Cyberspace is littered with stories about technology – its philanthropic value, how it can end poverty and better our lives. Does it matter if the pioneers are women? An article in The New Yorker written by Matt Buchanan demonstrates that women are still 'outsiders' in the male dominated tech industry.
Earlier this month, Pycon, an annual conference dedicated to the open-source Python programming language was the setting of much controversy and emphasized the misogynist culture still prevalent. Amanda Blum, a Portland-based technology consultant wrote about the situation. “Sexism runs so deep and so organic in the industry that even men who would see it in other places don’t recognize it in our insulated world”.
“Sexism runs so deep and so organic to the industry that even men who would see it in other places don't recognize it in our insulated world”
There are not enough women working in technology and related fields. Why? Maybe women should stop looking at what is wrong and start capitalizing on what is right. Adria Richards, formerly of SendGrid and the instigator of the Pycon outrage, took a risk and wrote about her experience. Her actions resulted in dismissal and public ‘stoning’, however, if more women like her, took a stand, change would happen faster. Courtney Stanton's experiences are subtle and writes about them regularly here at The Geek Feminism Wiki. These women are talking about it…
The majority of the women that made The Forty Hottest Women in Tech list are well respected in the industry. Some may say women like Jade Raymond of Ubisoft Toronto, Alisa Chumachenko of Game Insight International, Gina Trapani of Lifehacker and Kim Swift of Airtight Games took a risk with their participation. Or, maybe they are capitalizing on the uniqueness of being a woman rather than being victimized by it. These women have the power and influence to shift perceptions.
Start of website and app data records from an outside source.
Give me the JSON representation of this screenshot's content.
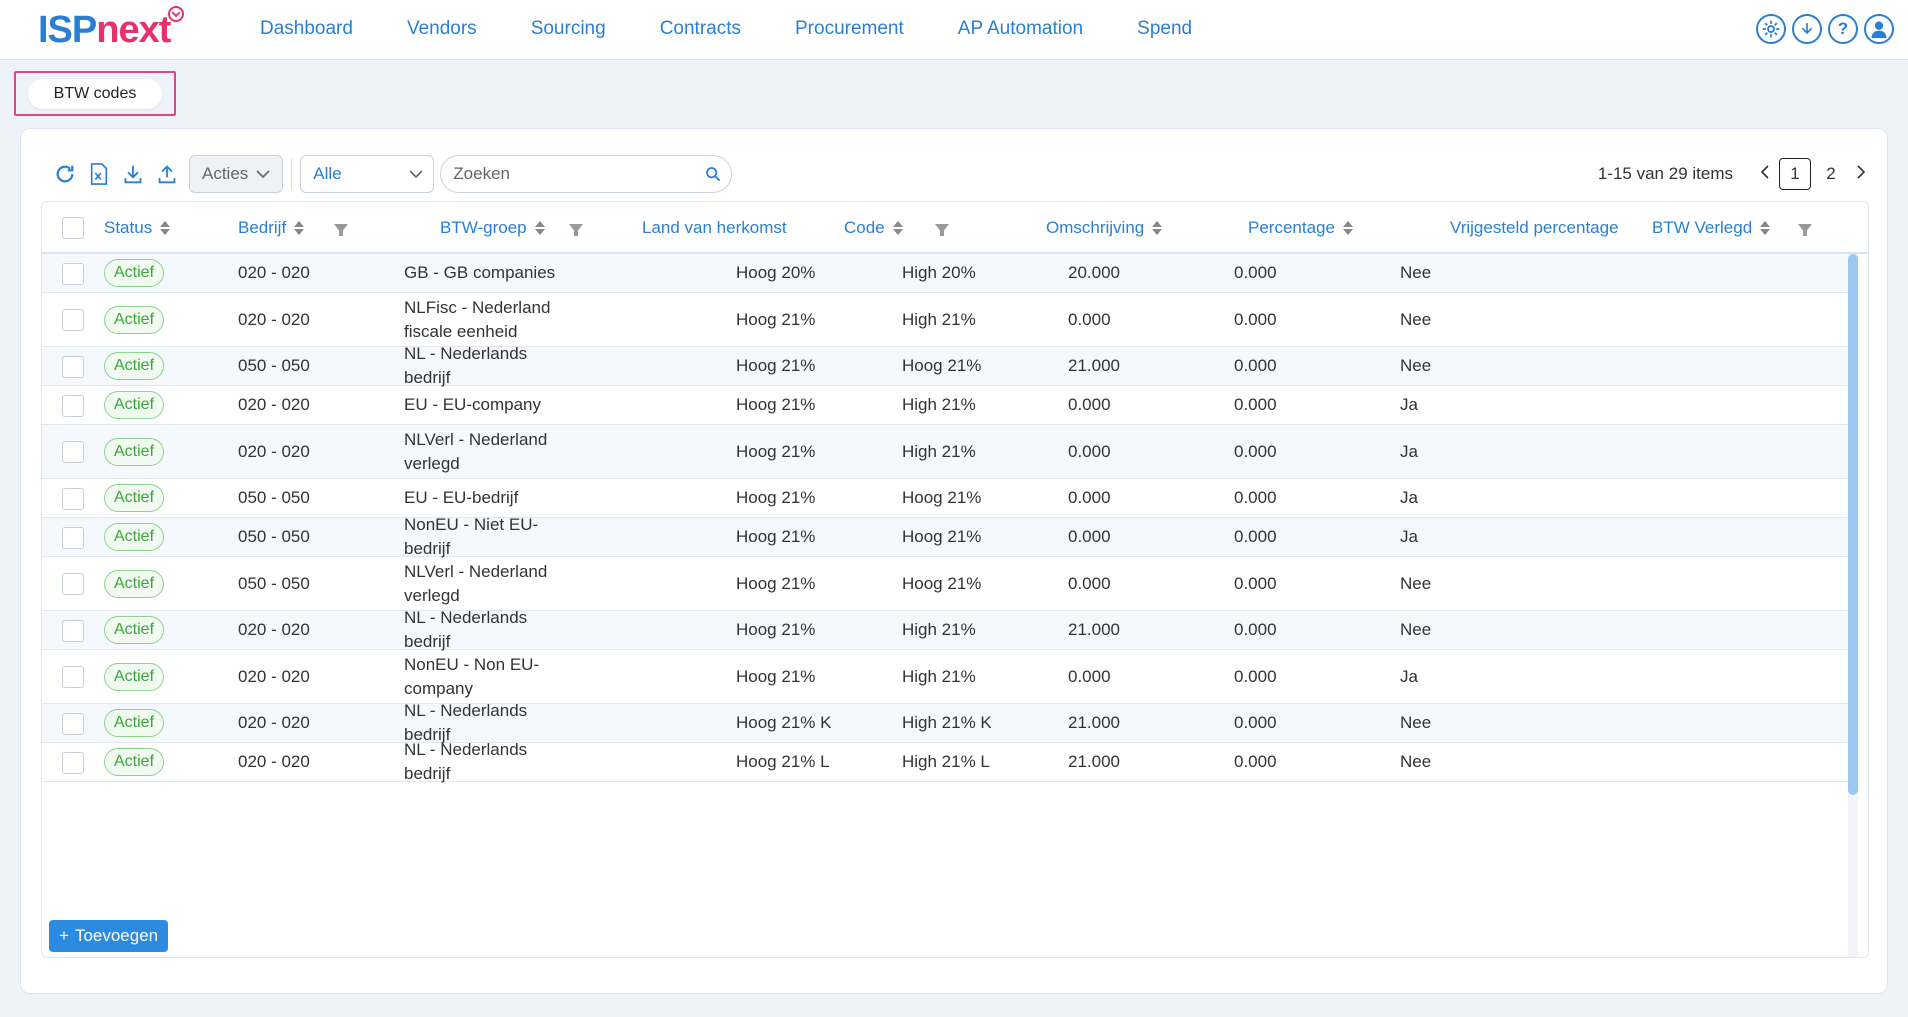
{
  "logo": {
    "part1": "ISP",
    "part2": "next"
  },
  "nav": [
    "Dashboard",
    "Vendors",
    "Sourcing",
    "Contracts",
    "Procurement",
    "AP Automation",
    "Spend"
  ],
  "tab": {
    "label": "BTW codes"
  },
  "toolbar": {
    "actions_label": "Acties",
    "filter_value": "Alle",
    "search_placeholder": "Zoeken"
  },
  "pager": {
    "info": "1-15 van 29 items",
    "page1": "1",
    "page2": "2"
  },
  "columns": {
    "status": "Status",
    "bedrijf": "Bedrijf",
    "btw_groep": "BTW-groep",
    "land": "Land van herkomst",
    "code": "Code",
    "omschrijving": "Omschrijving",
    "percentage": "Percentage",
    "vrijgesteld": "Vrijgesteld percentage",
    "verlegd": "BTW Verlegd"
  },
  "rows": [
    {
      "status": "Actief",
      "bedrijf": "020 - 020",
      "btw_groep": "GB - GB companies",
      "code": "Hoog 20%",
      "omschrijving": "High 20%",
      "percentage": "20.000",
      "vrijgesteld": "0.000",
      "verlegd": "Nee"
    },
    {
      "status": "Actief",
      "bedrijf": "020 - 020",
      "btw_groep": "NLFisc - Nederland fiscale eenheid",
      "code": "Hoog 21%",
      "omschrijving": "High 21%",
      "percentage": "0.000",
      "vrijgesteld": "0.000",
      "verlegd": "Nee"
    },
    {
      "status": "Actief",
      "bedrijf": "050 - 050",
      "btw_groep": "NL - Nederlands bedrijf",
      "code": "Hoog 21%",
      "omschrijving": "Hoog 21%",
      "percentage": "21.000",
      "vrijgesteld": "0.000",
      "verlegd": "Nee"
    },
    {
      "status": "Actief",
      "bedrijf": "020 - 020",
      "btw_groep": "EU - EU-company",
      "code": "Hoog 21%",
      "omschrijving": "High 21%",
      "percentage": "0.000",
      "vrijgesteld": "0.000",
      "verlegd": "Ja"
    },
    {
      "status": "Actief",
      "bedrijf": "020 - 020",
      "btw_groep": "NLVerl - Nederland verlegd",
      "code": "Hoog 21%",
      "omschrijving": "High 21%",
      "percentage": "0.000",
      "vrijgesteld": "0.000",
      "verlegd": "Ja"
    },
    {
      "status": "Actief",
      "bedrijf": "050 - 050",
      "btw_groep": "EU - EU-bedrijf",
      "code": "Hoog 21%",
      "omschrijving": "Hoog 21%",
      "percentage": "0.000",
      "vrijgesteld": "0.000",
      "verlegd": "Ja"
    },
    {
      "status": "Actief",
      "bedrijf": "050 - 050",
      "btw_groep": "NonEU - Niet EU-bedrijf",
      "code": "Hoog 21%",
      "omschrijving": "Hoog 21%",
      "percentage": "0.000",
      "vrijgesteld": "0.000",
      "verlegd": "Ja"
    },
    {
      "status": "Actief",
      "bedrijf": "050 - 050",
      "btw_groep": "NLVerl - Nederland verlegd",
      "code": "Hoog 21%",
      "omschrijving": "Hoog 21%",
      "percentage": "0.000",
      "vrijgesteld": "0.000",
      "verlegd": "Nee"
    },
    {
      "status": "Actief",
      "bedrijf": "020 - 020",
      "btw_groep": "NL - Nederlands bedrijf",
      "code": "Hoog 21%",
      "omschrijving": "High 21%",
      "percentage": "21.000",
      "vrijgesteld": "0.000",
      "verlegd": "Nee"
    },
    {
      "status": "Actief",
      "bedrijf": "020 - 020",
      "btw_groep": "NonEU - Non EU-company",
      "code": "Hoog 21%",
      "omschrijving": "High 21%",
      "percentage": "0.000",
      "vrijgesteld": "0.000",
      "verlegd": "Ja"
    },
    {
      "status": "Actief",
      "bedrijf": "020 - 020",
      "btw_groep": "NL - Nederlands bedrijf",
      "code": "Hoog 21% K",
      "omschrijving": "High 21% K",
      "percentage": "21.000",
      "vrijgesteld": "0.000",
      "verlegd": "Nee"
    },
    {
      "status": "Actief",
      "bedrijf": "020 - 020",
      "btw_groep": "NL - Nederlands bedrijf",
      "code": "Hoog 21% L",
      "omschrijving": "High 21% L",
      "percentage": "21.000",
      "vrijgesteld": "0.000",
      "verlegd": "Nee"
    }
  ],
  "add_button": {
    "label": "Toevoegen"
  },
  "colors": {
    "brand_blue": "#2a7fd4",
    "brand_pink": "#e8316b",
    "status_green": "#3aa63a",
    "highlight_border": "#e0468a"
  },
  "icons": [
    "settings-gear-icon",
    "download-circle-icon",
    "help-icon",
    "user-icon",
    "refresh-icon",
    "excel-export-icon",
    "download-icon",
    "upload-icon",
    "search-icon",
    "chevron-down-icon",
    "sort-icon",
    "filter-icon",
    "plus-icon"
  ]
}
Instead of merely talking about the latest tech gadget or game, maybe they should be having conversations about why using language like “dongle” and “forking” out of context can change lives.